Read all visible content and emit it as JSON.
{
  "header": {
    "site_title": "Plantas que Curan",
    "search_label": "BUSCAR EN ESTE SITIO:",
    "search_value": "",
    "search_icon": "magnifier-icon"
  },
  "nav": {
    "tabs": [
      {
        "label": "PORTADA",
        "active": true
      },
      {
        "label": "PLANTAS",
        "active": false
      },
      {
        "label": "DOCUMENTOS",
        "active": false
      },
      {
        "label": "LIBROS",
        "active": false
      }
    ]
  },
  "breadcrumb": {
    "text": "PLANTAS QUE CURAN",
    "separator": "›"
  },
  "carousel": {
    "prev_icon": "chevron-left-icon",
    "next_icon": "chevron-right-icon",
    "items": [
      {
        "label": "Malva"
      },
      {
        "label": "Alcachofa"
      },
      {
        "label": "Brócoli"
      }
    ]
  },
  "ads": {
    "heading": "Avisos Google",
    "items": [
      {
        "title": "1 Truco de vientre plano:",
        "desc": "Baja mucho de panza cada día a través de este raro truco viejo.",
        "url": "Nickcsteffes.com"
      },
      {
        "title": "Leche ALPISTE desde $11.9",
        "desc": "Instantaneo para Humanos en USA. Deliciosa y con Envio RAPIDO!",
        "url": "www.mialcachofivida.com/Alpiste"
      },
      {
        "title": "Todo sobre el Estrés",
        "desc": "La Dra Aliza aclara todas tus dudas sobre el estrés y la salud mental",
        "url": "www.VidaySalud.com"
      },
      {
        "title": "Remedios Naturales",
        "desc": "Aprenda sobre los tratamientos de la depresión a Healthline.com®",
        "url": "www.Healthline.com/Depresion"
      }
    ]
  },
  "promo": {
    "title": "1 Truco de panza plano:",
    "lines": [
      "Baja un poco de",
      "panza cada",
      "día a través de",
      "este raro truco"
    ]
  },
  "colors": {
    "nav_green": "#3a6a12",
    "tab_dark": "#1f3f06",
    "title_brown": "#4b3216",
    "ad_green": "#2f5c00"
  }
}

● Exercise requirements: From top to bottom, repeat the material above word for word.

● Solution to this problem:
Read all visible content and emit it as JSON.
{
  "header": {
    "site_title": "Plantas que Curan",
    "search_label": "BUSCAR EN ESTE SITIO:",
    "search_value": "",
    "search_icon": "magnifier-icon"
  },
  "nav": {
    "tabs": [
      {
        "label": "PORTADA",
        "active": true
      },
      {
        "label": "PLANTAS",
        "active": false
      },
      {
        "label": "DOCUMENTOS",
        "active": false
      },
      {
        "label": "LIBROS",
        "active": false
      }
    ]
  },
  "breadcrumb": {
    "text": "PLANTAS QUE CURAN",
    "separator": "›"
  },
  "carousel": {
    "prev_icon": "chevron-left-icon",
    "next_icon": "chevron-right-icon",
    "items": [
      {
        "label": "Malva"
      },
      {
        "label": "Alcachofa"
      },
      {
        "label": "Brócoli"
      }
    ]
  },
  "ads": {
    "heading": "Avisos Google",
    "items": [
      {
        "title": "1 Truco de vientre plano:",
        "desc": "Baja mucho de panza cada día a través de este raro truco viejo.",
        "url": "Nickcsteffes.com"
      },
      {
        "title": "Leche ALPISTE desde $11.9",
        "desc": "Instantaneo para Humanos en USA. Deliciosa y con Envio RAPIDO!",
        "url": "www.mialcachofivida.com/Alpiste"
      },
      {
        "title": "Todo sobre el Estrés",
        "desc": "La Dra Aliza aclara todas tus dudas sobre el estrés y la salud mental",
        "url": "www.VidaySalud.com"
      },
      {
        "title": "Remedios Naturales",
        "desc": "Aprenda sobre los tratamientos de la depresión a Healthline.com®",
        "url": "www.Healthline.com/Depresion"
      }
    ]
  },
  "promo": {
    "title": "1 Truco de panza plano:",
    "lines": [
      "Baja un poco de",
      "panza cada",
      "día a través de",
      "este raro truco"
    ]
  },
  "colors": {
    "nav_green": "#3a6a12",
    "tab_dark": "#1f3f06",
    "title_brown": "#4b3216",
    "ad_green": "#2f5c00"
  }
}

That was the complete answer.